Contemporary British fiction is riddled with references to popular music, quotes from songs, and allusions to real or fictitious pop/rock musicians' biographies and works. Jukebooks takes a detailed and systematic look at the literary and cultural functions of these references. In so doing, it seeks to fill a gap left by comparative literature, which has so far focused almost exclusively on the interrelations between 'highbrow' literature and classical music. Based on the assumption that taking into account the popular forms will have an impact on the received theories of word-and-music studies, the book suggests a new typology that is able to fully accommodate the many intertextual, intermedial, and transmedial relations between music and literature.

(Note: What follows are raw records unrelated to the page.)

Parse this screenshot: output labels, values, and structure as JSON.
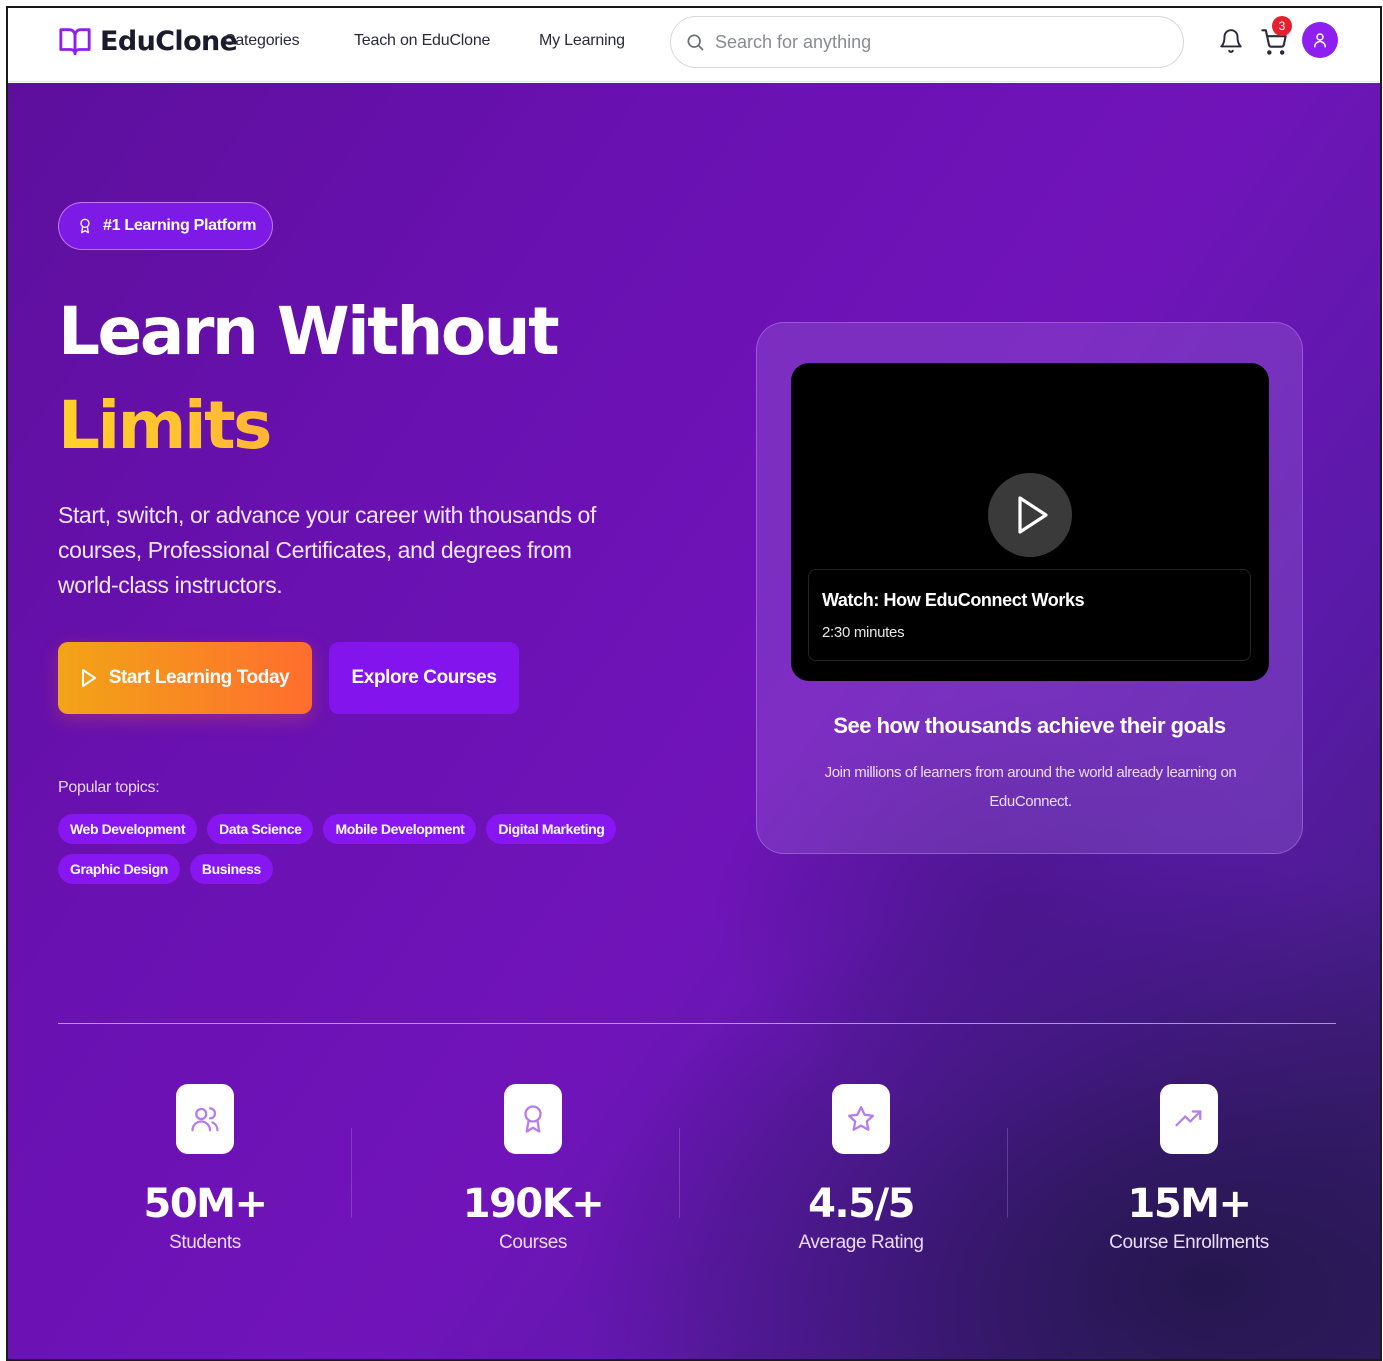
{
  "brand": {
    "name": "EduClone"
  },
  "nav": {
    "links": [
      "Categories",
      "Teach on EduClone",
      "My Learning"
    ]
  },
  "search": {
    "placeholder": "Search for anything"
  },
  "cart": {
    "count": "3"
  },
  "hero": {
    "badge": "#1 Learning Platform",
    "title_line1": "Learn Without",
    "title_line2": "Limits",
    "lead": "Start, switch, or advance your career with thousands of courses, Professional Certificates, and degrees from world-class instructors.",
    "primary_cta": "Start Learning Today",
    "secondary_cta": "Explore Courses",
    "popular_label": "Popular topics:",
    "topics": [
      "Web Development",
      "Data Science",
      "Mobile Development",
      "Digital Marketing",
      "Graphic Design",
      "Business"
    ]
  },
  "video_card": {
    "video_title": "Watch: How EduConnect Works",
    "video_duration": "2:30 minutes",
    "heading": "See how thousands achieve their goals",
    "text": "Join millions of learners from around the world already learning on EduConnect."
  },
  "stats": [
    {
      "icon": "users-icon",
      "value": "50M+",
      "label": "Students"
    },
    {
      "icon": "award-icon",
      "value": "190K+",
      "label": "Courses"
    },
    {
      "icon": "star-icon",
      "value": "4.5/5",
      "label": "Average Rating"
    },
    {
      "icon": "trending-up-icon",
      "value": "15M+",
      "label": "Course Enrollments"
    }
  ],
  "colors": {
    "accent": "#8e1ff0",
    "hero_gradient_start": "#5d0f9c",
    "cta_gradient_start": "#f2a516",
    "cta_gradient_end": "#ff6d2e",
    "highlight": "#ffd12a",
    "badge_red": "#e5202e"
  }
}
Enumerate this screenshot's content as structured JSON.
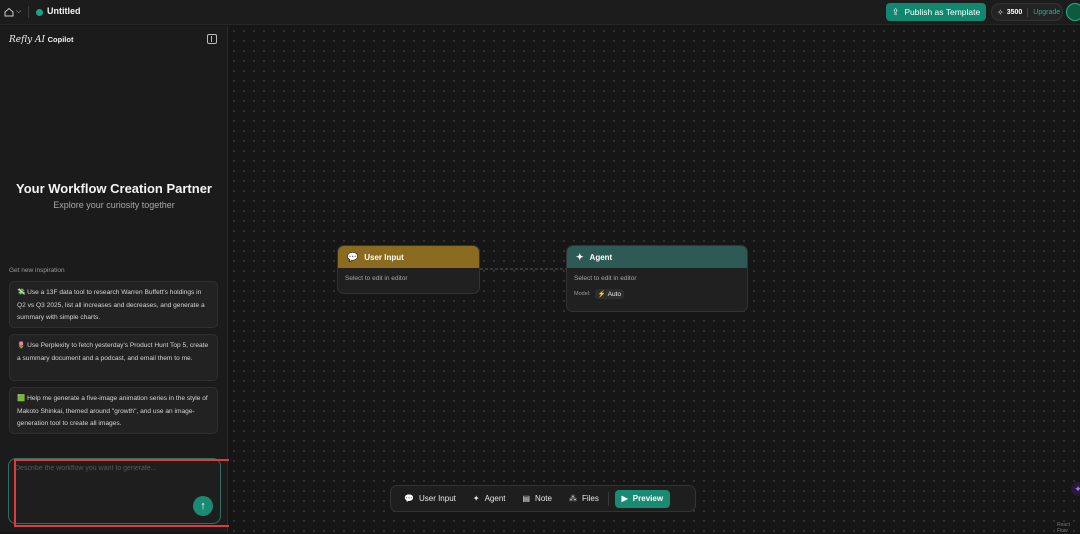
{
  "topbar": {
    "title": "Untitled",
    "publish_label": "Publish as Template",
    "credits": "3500",
    "upgrade_label": "Upgrade",
    "accent": "#12876f"
  },
  "sidebar": {
    "brand_italic": "Refly AI",
    "brand_copilot": "Copilot",
    "hero_title": "Your Workflow Creation Partner",
    "hero_subtitle": "Explore your curiosity together",
    "inspiration_label": "Get new inspiration",
    "inspirations": [
      {
        "emoji": "💸",
        "text": "Use a 13F data tool to research Warren Buffett's holdings in Q2 vs Q3 2025, list all increases and decreases, and generate a summary with simple charts."
      },
      {
        "emoji": "🌷",
        "text": "Use Perplexity to fetch yesterday's Product Hunt Top 5, create a summary document and a podcast, and email them to me."
      },
      {
        "emoji": "🟩",
        "text": "Help me generate a five-image animation series in the style of Makoto Shinkai, themed around \"growth\", and use an image-generation tool to create all images."
      }
    ],
    "input_placeholder": "Describe the workflow you want to generate..."
  },
  "canvas": {
    "nodes": {
      "user_input": {
        "title": "User Input",
        "body": "Select to edit in editor",
        "color": "#8a6b1f"
      },
      "agent": {
        "title": "Agent",
        "body": "Select to edit in editor",
        "model_label": "Model:",
        "model_value": "Auto",
        "color": "#2d5a55"
      }
    },
    "attribution": "React Flow"
  },
  "toolbar": {
    "items": [
      {
        "label": "User Input",
        "icon": "chat-bubble-icon"
      },
      {
        "label": "Agent",
        "icon": "sparkle-icon"
      },
      {
        "label": "Note",
        "icon": "note-icon"
      },
      {
        "label": "Files",
        "icon": "files-icon"
      }
    ],
    "preview_label": "Preview"
  }
}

In addition, Jukebooks looks at the way British fiction constructs popular music, gauging the extent to which current literary representations complement or contradict other cultural constructions of pop. The study thus intertwines comparative literary analysis with text-based cultural studies.